WORK ITEM:
Each entry needs to be duplicated exactly.

• • •

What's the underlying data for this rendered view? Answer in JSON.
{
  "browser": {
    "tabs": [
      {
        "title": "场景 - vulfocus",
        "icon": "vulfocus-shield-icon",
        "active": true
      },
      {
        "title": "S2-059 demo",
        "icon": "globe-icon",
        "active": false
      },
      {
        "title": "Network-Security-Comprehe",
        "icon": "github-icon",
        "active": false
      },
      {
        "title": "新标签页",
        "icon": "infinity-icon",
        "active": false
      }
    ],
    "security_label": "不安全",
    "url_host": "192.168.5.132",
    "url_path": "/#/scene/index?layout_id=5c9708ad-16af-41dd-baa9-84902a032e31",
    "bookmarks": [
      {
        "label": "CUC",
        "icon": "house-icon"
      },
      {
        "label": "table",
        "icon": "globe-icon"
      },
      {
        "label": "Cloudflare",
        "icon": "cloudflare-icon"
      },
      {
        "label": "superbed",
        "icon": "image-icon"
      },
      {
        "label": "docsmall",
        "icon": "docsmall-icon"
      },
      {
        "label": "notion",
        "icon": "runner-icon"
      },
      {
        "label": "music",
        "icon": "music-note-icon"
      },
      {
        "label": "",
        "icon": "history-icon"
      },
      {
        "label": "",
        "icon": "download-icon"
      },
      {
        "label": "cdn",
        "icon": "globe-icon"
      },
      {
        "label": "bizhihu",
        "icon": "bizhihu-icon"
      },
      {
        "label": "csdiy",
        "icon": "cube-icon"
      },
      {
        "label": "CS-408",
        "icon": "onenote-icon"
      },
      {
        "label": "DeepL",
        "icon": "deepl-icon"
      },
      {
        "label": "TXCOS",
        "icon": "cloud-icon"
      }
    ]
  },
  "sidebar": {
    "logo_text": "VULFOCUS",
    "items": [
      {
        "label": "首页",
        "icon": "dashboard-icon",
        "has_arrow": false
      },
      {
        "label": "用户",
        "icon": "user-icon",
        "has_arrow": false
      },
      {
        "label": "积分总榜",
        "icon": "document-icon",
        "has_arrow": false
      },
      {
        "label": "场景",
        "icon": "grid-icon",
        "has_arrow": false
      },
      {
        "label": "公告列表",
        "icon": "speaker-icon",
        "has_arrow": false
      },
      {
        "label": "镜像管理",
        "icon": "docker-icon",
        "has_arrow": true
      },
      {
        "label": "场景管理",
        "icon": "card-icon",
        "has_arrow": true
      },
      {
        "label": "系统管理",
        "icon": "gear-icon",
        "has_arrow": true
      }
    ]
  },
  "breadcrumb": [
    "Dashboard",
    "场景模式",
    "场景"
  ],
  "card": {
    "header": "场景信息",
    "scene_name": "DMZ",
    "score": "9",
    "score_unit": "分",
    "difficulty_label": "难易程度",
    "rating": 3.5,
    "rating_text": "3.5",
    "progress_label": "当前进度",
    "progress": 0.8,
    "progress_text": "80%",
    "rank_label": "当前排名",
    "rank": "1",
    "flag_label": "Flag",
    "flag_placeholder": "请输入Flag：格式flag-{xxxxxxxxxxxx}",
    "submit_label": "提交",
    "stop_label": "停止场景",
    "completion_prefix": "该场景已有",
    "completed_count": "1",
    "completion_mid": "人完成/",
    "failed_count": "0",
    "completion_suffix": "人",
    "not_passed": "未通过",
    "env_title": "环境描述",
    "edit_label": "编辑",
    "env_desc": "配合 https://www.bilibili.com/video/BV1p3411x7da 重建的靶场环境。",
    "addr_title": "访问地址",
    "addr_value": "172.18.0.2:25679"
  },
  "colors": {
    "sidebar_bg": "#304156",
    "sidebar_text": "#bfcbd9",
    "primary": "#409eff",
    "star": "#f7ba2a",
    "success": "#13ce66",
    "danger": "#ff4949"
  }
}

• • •

REPLY:
What's the underlying data for this rendered view? Answer in JSON.
{
  "browser": {
    "tabs": [
      {
        "title": "场景 - vulfocus",
        "icon": "vulfocus-shield-icon",
        "active": true
      },
      {
        "title": "S2-059 demo",
        "icon": "globe-icon",
        "active": false
      },
      {
        "title": "Network-Security-Comprehe",
        "icon": "github-icon",
        "active": false
      },
      {
        "title": "新标签页",
        "icon": "infinity-icon",
        "active": false
      }
    ],
    "security_label": "不安全",
    "url_host": "192.168.5.132",
    "url_path": "/#/scene/index?layout_id=5c9708ad-16af-41dd-baa9-84902a032e31",
    "bookmarks": [
      {
        "label": "CUC",
        "icon": "house-icon"
      },
      {
        "label": "table",
        "icon": "globe-icon"
      },
      {
        "label": "Cloudflare",
        "icon": "cloudflare-icon"
      },
      {
        "label": "superbed",
        "icon": "image-icon"
      },
      {
        "label": "docsmall",
        "icon": "docsmall-icon"
      },
      {
        "label": "notion",
        "icon": "runner-icon"
      },
      {
        "label": "music",
        "icon": "music-note-icon"
      },
      {
        "label": "",
        "icon": "history-icon"
      },
      {
        "label": "",
        "icon": "download-icon"
      },
      {
        "label": "cdn",
        "icon": "globe-icon"
      },
      {
        "label": "bizhihu",
        "icon": "bizhihu-icon"
      },
      {
        "label": "csdiy",
        "icon": "cube-icon"
      },
      {
        "label": "CS-408",
        "icon": "onenote-icon"
      },
      {
        "label": "DeepL",
        "icon": "deepl-icon"
      },
      {
        "label": "TXCOS",
        "icon": "cloud-icon"
      }
    ]
  },
  "sidebar": {
    "logo_text": "VULFOCUS",
    "items": [
      {
        "label": "首页",
        "icon": "dashboard-icon",
        "has_arrow": false
      },
      {
        "label": "用户",
        "icon": "user-icon",
        "has_arrow": false
      },
      {
        "label": "积分总榜",
        "icon": "document-icon",
        "has_arrow": false
      },
      {
        "label": "场景",
        "icon": "grid-icon",
        "has_arrow": false
      },
      {
        "label": "公告列表",
        "icon": "speaker-icon",
        "has_arrow": false
      },
      {
        "label": "镜像管理",
        "icon": "docker-icon",
        "has_arrow": true
      },
      {
        "label": "场景管理",
        "icon": "card-icon",
        "has_arrow": true
      },
      {
        "label": "系统管理",
        "icon": "gear-icon",
        "has_arrow": true
      }
    ]
  },
  "breadcrumb": [
    "Dashboard",
    "场景模式",
    "场景"
  ],
  "card": {
    "header": "场景信息",
    "scene_name": "DMZ",
    "score": "9",
    "score_unit": "分",
    "difficulty_label": "难易程度",
    "rating": 3.5,
    "rating_text": "3.5",
    "progress_label": "当前进度",
    "progress": 0.8,
    "progress_text": "80%",
    "rank_label": "当前排名",
    "rank": "1",
    "flag_label": "Flag",
    "flag_placeholder": "请输入Flag：格式flag-{xxxxxxxxxxxx}",
    "submit_label": "提交",
    "stop_label": "停止场景",
    "completion_prefix": "该场景已有",
    "completed_count": "1",
    "completion_mid": "人完成/",
    "failed_count": "0",
    "completion_suffix": "人",
    "not_passed": "未通过",
    "env_title": "环境描述",
    "edit_label": "编辑",
    "env_desc": "配合 https://www.bilibili.com/video/BV1p3411x7da 重建的靶场环境。",
    "addr_title": "访问地址",
    "addr_value": "172.18.0.2:25679"
  },
  "colors": {
    "sidebar_bg": "#304156",
    "sidebar_text": "#bfcbd9",
    "primary": "#409eff",
    "star": "#f7ba2a",
    "success": "#13ce66",
    "danger": "#ff4949"
  }
}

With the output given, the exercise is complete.